More than 100 species of grasses have been found in the tropics, but scientists are now discovering that this is far from the case.
The researchers from the University of New South Wales found that more than 30% of the tropical grasses in the world have less than 100 individual species.
“The diversity in the tropical forests is very different to the terrestrial forests that we are used to seeing in the western tropical regions,” said Dr Joanna Pinto, the lead author of the study.
She said that this may be because the tropical trees themselves are less suited to the water-holding role of the soil, as the canopy becomes more water-resistant.

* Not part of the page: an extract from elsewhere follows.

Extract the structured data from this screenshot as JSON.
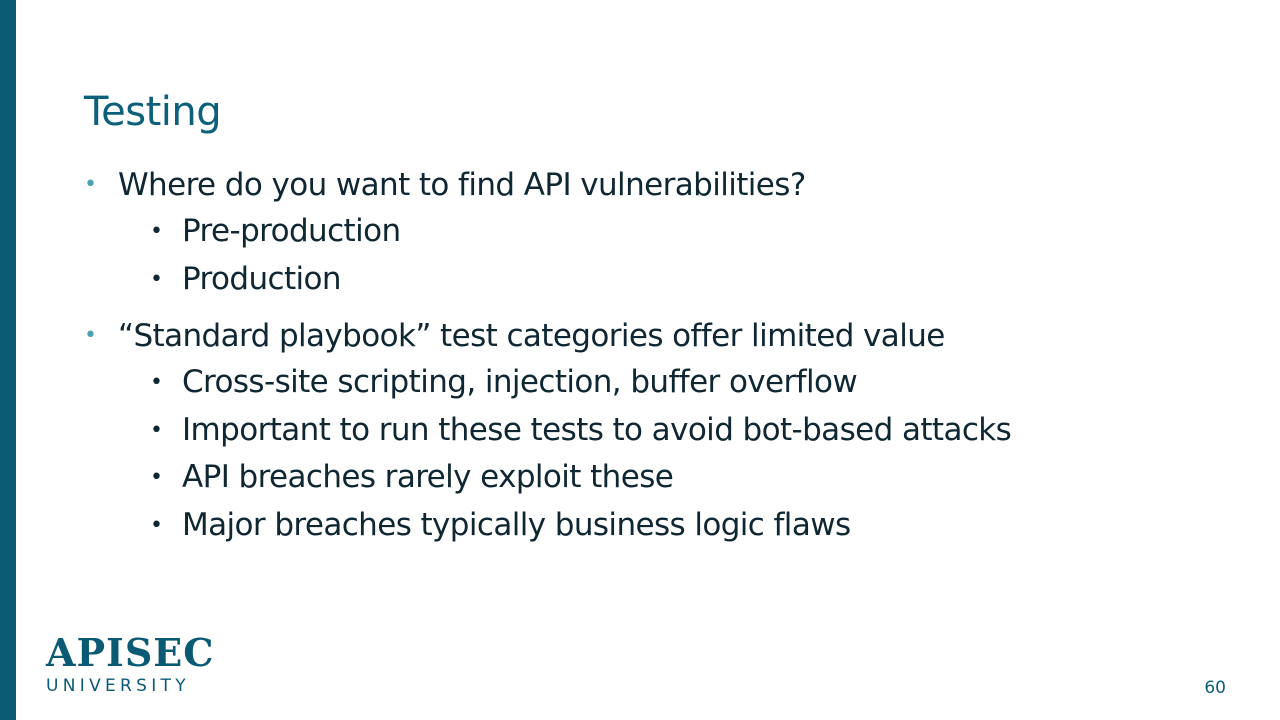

Another major contributor to the tropic diversity are the unique species that are only found in certain parts of the tropica.
Dr Pinto said that the finding that more tropical grasslands had less than 50 species was surprising, as they have been shown in the past that tropical grass-bearing trees are much more numerous than those found in temperate regions.
And while there are several new species found in Australia, Australia is still one of the most diverse tropical grassy environments in the whole world.
In fact, Australia ranks among the top five countries for the diversity of its tropical grass grasslands, with over 1,200 species of tropical grass.
There are over 2,000 native species of the native grasses and the research has also revealed that many of these native species are more widely distributed in the Australian continent than elsewhere in the globe.
This research was funded by the Australian Research Council, the National Natural Science Foundation of Singapore and the University and National Research Foundation of Australia.
Dr Pinton said that there is a lot of research underway into the diversity and biology of the world’s tropical grass forests.
“[It] has been shown that the tropical vegetation has a very wide range of different plant species that live in and on the same plant, and they can co-exist,” she said.
It’s important that researchers can learn more about how tropical grass species co-existed in the forest to determine how many species of these species are found there and what roles they play.
To learn more, visit the Australian Tropical Grasslands website at: http://www.nature.com.au/tropical-grasslands/research/tropics-conservation-research/research-funding/australia/the-tutoro-grassland.html#.UZs7V9NQrK